What to work on:
Search the data for the string "tests" and gather each line it is in.

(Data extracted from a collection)
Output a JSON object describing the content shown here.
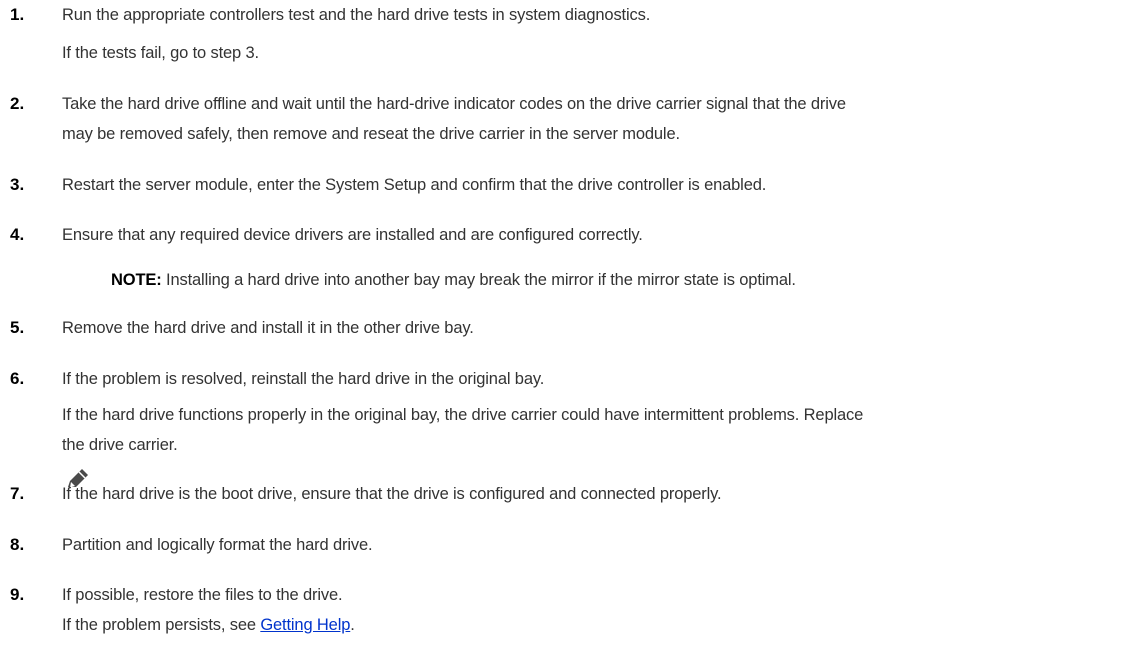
{
  "steps": [
    {
      "number": "1.",
      "lines": [
        "Run the appropriate controllers test and the hard drive tests in system diagnostics.",
        "If the tests fail, go to step 3."
      ]
    },
    {
      "number": "2.",
      "lines": [
        "Take the hard drive offline and wait until the hard-drive indicator codes on the drive carrier signal that the drive",
        "may be removed safely, then remove and reseat the drive carrier in the server module."
      ]
    },
    {
      "number": "3.",
      "lines": [
        "Restart the server module, enter the System Setup and confirm that the drive controller is enabled."
      ]
    },
    {
      "number": "4.",
      "lines": [
        "Ensure that any required device drivers are installed and are configured correctly."
      ]
    },
    {
      "number": "5.",
      "lines": [
        "Remove the hard drive and install it in the other drive bay."
      ]
    },
    {
      "number": "6.",
      "lines": [
        "If the problem is resolved, reinstall the hard drive in the original bay.",
        "If the hard drive functions properly in the original bay, the drive carrier could have intermittent problems. Replace",
        "the drive carrier."
      ]
    },
    {
      "number": "7.",
      "lines": [
        "If the hard drive is the boot drive, ensure that the drive is configured and connected properly."
      ]
    },
    {
      "number": "8.",
      "lines": [
        "Partition and logically format the hard drive."
      ]
    },
    {
      "number": "9.",
      "lines": [
        "If possible, restore the files to the drive."
      ]
    }
  ],
  "note": {
    "label": "NOTE:",
    "text": " Installing a hard drive into another bay may break the mirror if the mirror state is optimal.",
    "icon": "note-pencil-icon"
  },
  "final_line": {
    "prefix": "If the problem persists, see ",
    "link_text": "Getting Help",
    "suffix": "."
  },
  "colors": {
    "text": "#333333",
    "numbers": "#000000",
    "link": "#0033cc"
  }
}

Solution to the exercise:
        "Run the appropriate controllers test and the hard drive tests in system diagnostics.",
        "If the tests fail, go to step 3."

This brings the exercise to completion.